New evidence led to a subsequent benefits request, and this time, both the administrative law judge and Benefits Review Board supported Compton’s claim. The Williams Mountain Coal Company appealed the case to the Fourth Circuit, requesting oral argument.
Dan Ennis ‘09L wrote the brief on Compton’s behalf and argued the case before the Court. Lawyers from the coal company were joined at oral argument by those from the Department of Labor in opposing the benefits award.
“Mr. Ennis did an outstanding job at oral argument, performing as well as any advocate arguing before the Fourth Circuit that morning, and better than several,” said Prof. Tim McDonnell, director of the Black Lung Clinic.
In the other case, Island Creek Coal Company v. Darrel B. Dewitt, the Court determined that Dewitt’s chronic pulmonary disease was caused by a combination of smoking and coal dust exposure during a 26 year stint working in the coal mines. Representatives of the coal company had maintained that Dewitt’s pulmonary disease was caused solely by smoking.

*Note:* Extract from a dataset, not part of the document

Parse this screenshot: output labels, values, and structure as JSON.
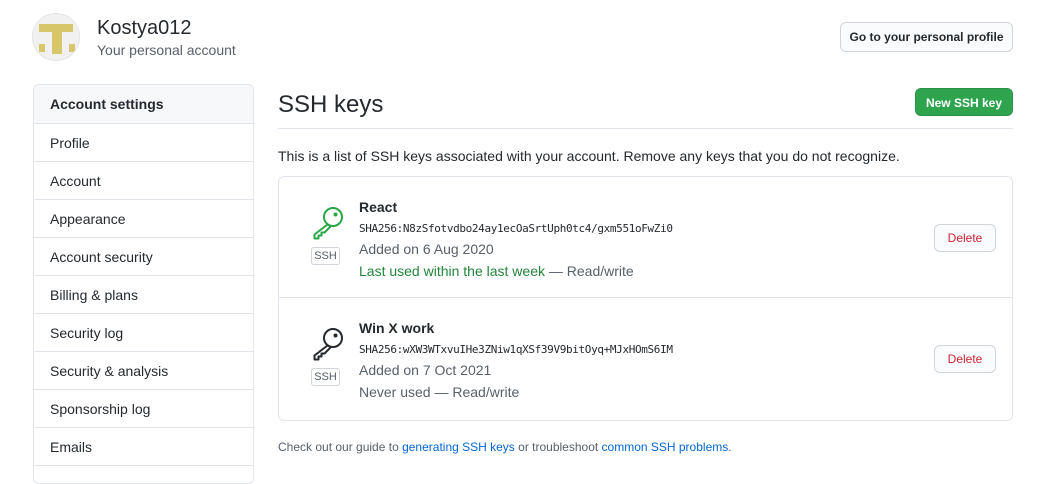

Black Lung student Ketan Patel ’09 wrote the brief on behalf of Mr. Dewitt. The Fourth Circuit determined that oral argument was not necessary and ruled in Mr. Dewitt’s favor, supporting earlier decisions by the administrative law judge and the Benefits Review Board.
Neither coal company has appealed the Fourth Circuit’s decisions at this time.
The Black Lung Legal Clinic assists coal miners and their survivors who are pursuing federal black lung benefits. In trying to collect benefits, miners face formidable teams of lawyers, paralegals and doctors that coal companies assemble to challenge those claims.
Even against those odds, W&L's clinic has a success rate roughly five times the national average in cases in which its students appear. Under the supervision of clinical law faculty, upper level law students evaluate claims, develop evidence, conduct discovery, depositions, and hearings, and write motions, arguments, and appeal briefs. While the clinic is unable to accept every request for representation, it has represented over 200 clients since its inception in 1996.Email This Page